“Your reverences, if others abuse, revile, annoy, vex this monk, he comprehends: ‘This painful feeling that has arisen in me is born of ear-contact, it has a cause, not no cause. What is the cause? Ear-contact is the cause.’ He sees that ear-contact is impermanent, he sees that feeling... perception... the habitual tendencies are impermanent, he sees that consciousness is impermanent. His mind rejoices, is pleased, composed and is set on the objects of the element....”

The monk who is even-minded when he is annoyed has developed satipatthana to the degree that he realizes “kammassakata nana”. He does not think about other people who annoy him and about the unpleasant object he hears, he realizes directly vipaka which is conditioned by kamma. At that moment there is no world, no other people, no self. We then read that Sariputta said:

“If, your reverences, others comport themselves in undesirable,
disagreeable, unpleasant ways towards that monk, and he receives blows from their hands and from clods of earth and from sticks and weapons, he comprehends thus: ‘ This body is such that blows from hands affect it and blows from clods of earth affect it and blows from sticks affect it and blows from weapons affect it. But this was said by the Lord in the Parable of the Saw: “If, monks, low-down thieves should carve you limb from limb with a two-handled saw, whoever sets his heart at enmity, he, for this reason, is not a doer of my teaching.” Unsluggish energy shall come to be stirred up by me, unmuddled mindfulness set up, the body tranquillised, impassible, the mind composed and one-pointed. Now, willingly, let blows from hands affect this body, let blows from clods of earth... from sticks... from weapons affect it, for this teaching of the Awakened Ones is being done.’... 
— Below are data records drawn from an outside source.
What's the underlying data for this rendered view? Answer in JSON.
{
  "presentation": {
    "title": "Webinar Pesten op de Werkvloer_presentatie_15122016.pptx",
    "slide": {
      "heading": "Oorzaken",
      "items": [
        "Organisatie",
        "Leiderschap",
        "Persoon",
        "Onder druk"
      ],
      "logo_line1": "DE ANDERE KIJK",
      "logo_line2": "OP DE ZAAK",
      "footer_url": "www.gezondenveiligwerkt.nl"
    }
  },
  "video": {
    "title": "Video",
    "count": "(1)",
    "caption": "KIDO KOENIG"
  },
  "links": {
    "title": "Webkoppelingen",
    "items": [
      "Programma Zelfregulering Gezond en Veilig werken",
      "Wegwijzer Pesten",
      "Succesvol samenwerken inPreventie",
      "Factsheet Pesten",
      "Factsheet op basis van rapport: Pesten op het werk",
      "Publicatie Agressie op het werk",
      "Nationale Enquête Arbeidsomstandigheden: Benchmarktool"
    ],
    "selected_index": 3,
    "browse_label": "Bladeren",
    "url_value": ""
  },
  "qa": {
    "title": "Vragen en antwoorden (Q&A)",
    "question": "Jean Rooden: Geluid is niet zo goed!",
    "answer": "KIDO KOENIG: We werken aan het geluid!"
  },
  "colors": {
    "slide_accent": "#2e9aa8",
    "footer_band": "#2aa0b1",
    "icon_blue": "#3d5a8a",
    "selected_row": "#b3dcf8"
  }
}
The monk who follows the Buddha’s teaching realizes without having to think about it that pain is vipaka conditioned by kamma. He can accept any kind of vipaka with evenmindedness. So long as we confuse nama and rupa we are full of the idea of self, of “my mind” and “my body”. When we begin to be mindful of one reality at a time we are on the way to right understanding of nama and rupa. At the first stage of vipassana nana nama and rupa are clearly distinguished from each other and only then their nature of non-self can be realized. But after this first stage panna has to be developed further so that the subsequent stages can arise and the characteristics of impermanence, dukkha and anatta will be penetrated more clearly. As insight develops there will be more detachment from nama and rupa and eventually enlightenment can be attained.